**Try it:** Each line that contains the word "type" is to be copied from the records below.

+++++

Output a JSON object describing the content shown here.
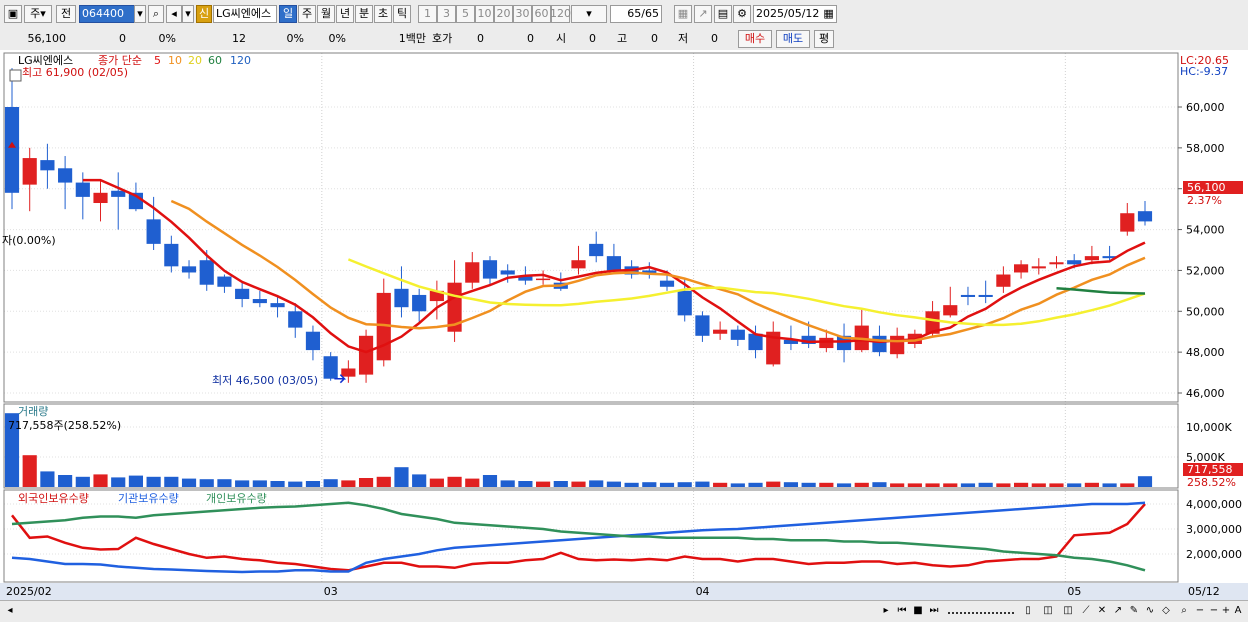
{
  "toolbar": {
    "market": "주",
    "prev_label": "전",
    "code": "064400",
    "stock_name": "LG씨엔에스",
    "period_tabs": [
      "일",
      "주",
      "월",
      "년",
      "분",
      "초",
      "틱"
    ],
    "period_active": "일",
    "interval_tabs": [
      "1",
      "3",
      "5",
      "10",
      "20",
      "30",
      "60",
      "120"
    ],
    "count": "65",
    "count_total": "/65",
    "date": "2025/05/12",
    "credit_label": "신"
  },
  "infobar": {
    "price": "56,100",
    "change": "0",
    "change_pct": "0%",
    "volume": "12",
    "vol_pct": "0%",
    "vol_pct2": "0%",
    "unit": "1백만",
    "quote_label": "호가",
    "quote_v1": "0",
    "quote_v2": "0",
    "open_label": "시",
    "open_v": "0",
    "high_label": "고",
    "high_v": "0",
    "low_label": "저",
    "low_v": "0",
    "buy_button": "매수",
    "sell_button": "매도",
    "eval_button": "평"
  },
  "price_panel": {
    "legend_name": "LG씨엔에스",
    "legend_indicator": "종가 단순",
    "ma_periods": [
      "5",
      "10",
      "20",
      "60",
      "120"
    ],
    "max_annotation": "최고 61,900 (02/05)",
    "min_annotation": "최저 46,500 (03/05)",
    "left_side_label": "자(0.00%)",
    "lc_label": "LC:20.65",
    "hc_label": "HC:-9.37",
    "current_price_tag": "56,100",
    "current_pct_tag": "2.37%",
    "y_ticks": [
      "60,000",
      "58,000",
      "56,000",
      "54,000",
      "52,000",
      "50,000",
      "48,000",
      "46,000"
    ]
  },
  "volume_panel": {
    "title": "거래량",
    "summary": "717,558주(258.52%)",
    "y_ticks": [
      "10,000K",
      "5,000K"
    ],
    "current_tag": "717,558",
    "current_pct": "258.52%"
  },
  "holdings_panel": {
    "legend": [
      "외국인보유수량",
      "기관보유수량",
      "개인보유수량"
    ],
    "y_ticks": [
      "4,000,000",
      "3,000,000",
      "2,000,000"
    ]
  },
  "x_axis": {
    "labels": [
      "2025/02",
      "03",
      "04",
      "05",
      "05/12"
    ]
  },
  "colors": {
    "up": "#e02020",
    "down": "#1f5fd0",
    "ma5": "#e01010",
    "ma10": "#f09020",
    "ma20": "#f5f030",
    "ma60": "#208040",
    "foreign": "#e01010",
    "institution": "#2060e0",
    "individual": "#30905a"
  },
  "chart_data": [
    {
      "type": "candlestick",
      "dates": [
        "02/05",
        "02/06",
        "02/07",
        "02/10",
        "02/11",
        "02/12",
        "02/13",
        "02/14",
        "02/17",
        "02/18",
        "02/19",
        "02/20",
        "02/21",
        "02/24",
        "02/25",
        "02/26",
        "02/27",
        "02/28",
        "03/04",
        "03/05",
        "03/06",
        "03/07",
        "03/10",
        "03/11",
        "03/12",
        "03/13",
        "03/14",
        "03/17",
        "03/18",
        "03/19",
        "03/20",
        "03/21",
        "03/24",
        "03/25",
        "03/26",
        "03/27",
        "03/28",
        "03/31",
        "04/01",
        "04/02",
        "04/03",
        "04/04",
        "04/07",
        "04/08",
        "04/09",
        "04/10",
        "04/11",
        "04/14",
        "04/15",
        "04/16",
        "04/17",
        "04/18",
        "04/21",
        "04/22",
        "04/23",
        "04/24",
        "04/25",
        "04/28",
        "04/29",
        "04/30",
        "05/02",
        "05/07",
        "05/08",
        "05/09",
        "05/12"
      ],
      "open": [
        60000,
        56200,
        57400,
        57000,
        56300,
        55300,
        55900,
        55800,
        54500,
        53300,
        52200,
        52500,
        51700,
        51100,
        50600,
        50400,
        50000,
        49000,
        47800,
        46800,
        46900,
        47600,
        51100,
        50800,
        50500,
        49000,
        51400,
        52500,
        52000,
        51700,
        51600,
        51400,
        52100,
        53300,
        52700,
        52200,
        52000,
        51500,
        51000,
        49800,
        48900,
        49100,
        48900,
        47400,
        48600,
        48800,
        48200,
        48800,
        48100,
        48800,
        47900,
        48400,
        48900,
        49800,
        50800,
        50800,
        51200,
        51900,
        52100,
        52300,
        52500,
        52500,
        52700,
        53900,
        54900
      ],
      "close": [
        55800,
        57500,
        56900,
        56300,
        55600,
        55800,
        55600,
        55000,
        53300,
        52200,
        51900,
        51300,
        51200,
        50600,
        50400,
        50200,
        49200,
        48100,
        46700,
        47200,
        48800,
        50900,
        50200,
        50000,
        51000,
        51400,
        52400,
        51600,
        51800,
        51500,
        51600,
        51100,
        52500,
        52700,
        52000,
        51800,
        51800,
        51200,
        49800,
        48800,
        49100,
        48600,
        48100,
        49000,
        48400,
        48400,
        48700,
        48100,
        49300,
        48000,
        48800,
        48900,
        50000,
        50300,
        50700,
        50700,
        51800,
        52300,
        52200,
        52400,
        52300,
        52700,
        52600,
        54800,
        54400
      ],
      "high": [
        61900,
        58000,
        58200,
        57600,
        56800,
        56400,
        56800,
        56300,
        55600,
        53700,
        52500,
        53000,
        51800,
        51400,
        51000,
        50700,
        50400,
        49300,
        48000,
        47600,
        49100,
        51600,
        52200,
        51100,
        51500,
        52500,
        52900,
        52700,
        52300,
        52200,
        52000,
        51900,
        53200,
        53900,
        53300,
        52500,
        52400,
        52000,
        51600,
        50000,
        49500,
        49300,
        49300,
        49500,
        49300,
        49500,
        49100,
        49400,
        50100,
        49300,
        49200,
        49100,
        50500,
        51200,
        51200,
        51500,
        52200,
        52500,
        52600,
        52700,
        52800,
        53200,
        53200,
        55300,
        55400
      ],
      "low": [
        55000,
        54900,
        56000,
        55000,
        54500,
        54400,
        54000,
        54900,
        53000,
        51900,
        51600,
        51000,
        50900,
        50200,
        50200,
        49700,
        48700,
        47600,
        46600,
        46500,
        46500,
        47300,
        49700,
        49500,
        49600,
        48500,
        51100,
        51300,
        51400,
        51300,
        51300,
        51000,
        51800,
        52400,
        51900,
        51600,
        51600,
        51000,
        49500,
        48500,
        48600,
        48300,
        47700,
        47300,
        48100,
        48200,
        48000,
        47500,
        48000,
        47800,
        47700,
        48200,
        48800,
        49700,
        50300,
        50400,
        50900,
        51600,
        51800,
        52100,
        52100,
        52300,
        52500,
        53700,
        54200
      ]
    },
    {
      "type": "bar",
      "title": "거래량",
      "unit": "K",
      "values": [
        12300,
        5300,
        2600,
        2000,
        1700,
        2100,
        1600,
        1900,
        1700,
        1700,
        1400,
        1300,
        1300,
        1100,
        1100,
        1000,
        900,
        1000,
        1300,
        1100,
        1500,
        1700,
        3300,
        2100,
        1400,
        1700,
        1400,
        2000,
        1100,
        1000,
        900,
        1000,
        900,
        1100,
        900,
        700,
        800,
        700,
        800,
        900,
        700,
        600,
        700,
        900,
        800,
        700,
        700,
        600,
        700,
        800,
        600,
        600,
        600,
        600,
        600,
        700,
        600,
        700,
        600,
        600,
        600,
        700,
        600,
        600,
        1800
      ]
    },
    {
      "type": "line",
      "series": [
        {
          "name": "외국인보유수량",
          "values": [
            3550000,
            2650000,
            2700000,
            2450000,
            2250000,
            2180000,
            2200000,
            2650000,
            2400000,
            2200000,
            2000000,
            1850000,
            1900000,
            1800000,
            1750000,
            1650000,
            1600000,
            1500000,
            1400000,
            1350000,
            1500000,
            1650000,
            1650000,
            1500000,
            1500000,
            1450000,
            1600000,
            1650000,
            1650000,
            1750000,
            1800000,
            2050000,
            1800000,
            1750000,
            1780000,
            1750000,
            1800000,
            1750000,
            1900000,
            1800000,
            1800000,
            1700000,
            1800000,
            1800000,
            1700000,
            1600000,
            1650000,
            1650000,
            1700000,
            1700000,
            1600000,
            1650000,
            1550000,
            1500000,
            1550000,
            1700000,
            1750000,
            1800000,
            1800000,
            1900000,
            2750000,
            2800000,
            2850000,
            3200000,
            4000000
          ]
        },
        {
          "name": "기관보유수량",
          "values": [
            1850000,
            1800000,
            1700000,
            1600000,
            1600000,
            1580000,
            1500000,
            1450000,
            1400000,
            1380000,
            1350000,
            1320000,
            1300000,
            1280000,
            1300000,
            1300000,
            1350000,
            1350000,
            1300000,
            1300000,
            1650000,
            1800000,
            1900000,
            2000000,
            2150000,
            2250000,
            2300000,
            2350000,
            2400000,
            2450000,
            2500000,
            2550000,
            2600000,
            2650000,
            2700000,
            2750000,
            2800000,
            2850000,
            2900000,
            2950000,
            2980000,
            3000000,
            3050000,
            3100000,
            3150000,
            3200000,
            3250000,
            3300000,
            3350000,
            3400000,
            3450000,
            3500000,
            3550000,
            3600000,
            3650000,
            3700000,
            3750000,
            3800000,
            3850000,
            3900000,
            3950000,
            4000000,
            4000000,
            4000000,
            4050000
          ]
        },
        {
          "name": "개인보유수량",
          "values": [
            3200000,
            3250000,
            3300000,
            3350000,
            3450000,
            3500000,
            3500000,
            3450000,
            3550000,
            3600000,
            3650000,
            3700000,
            3750000,
            3800000,
            3850000,
            3880000,
            3900000,
            3950000,
            4000000,
            4050000,
            3950000,
            3800000,
            3600000,
            3500000,
            3400000,
            3250000,
            3200000,
            3150000,
            3100000,
            3050000,
            3000000,
            2900000,
            2850000,
            2800000,
            2750000,
            2700000,
            2700000,
            2650000,
            2650000,
            2650000,
            2650000,
            2650000,
            2600000,
            2600000,
            2550000,
            2550000,
            2550000,
            2500000,
            2500000,
            2450000,
            2450000,
            2400000,
            2350000,
            2300000,
            2250000,
            2200000,
            2100000,
            2050000,
            2000000,
            1950000,
            1850000,
            1800000,
            1700000,
            1550000,
            1350000
          ]
        }
      ]
    }
  ]
}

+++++

**Solved problem:**
      "type": "candlestick",
      "type": "bar",
      "type": "line",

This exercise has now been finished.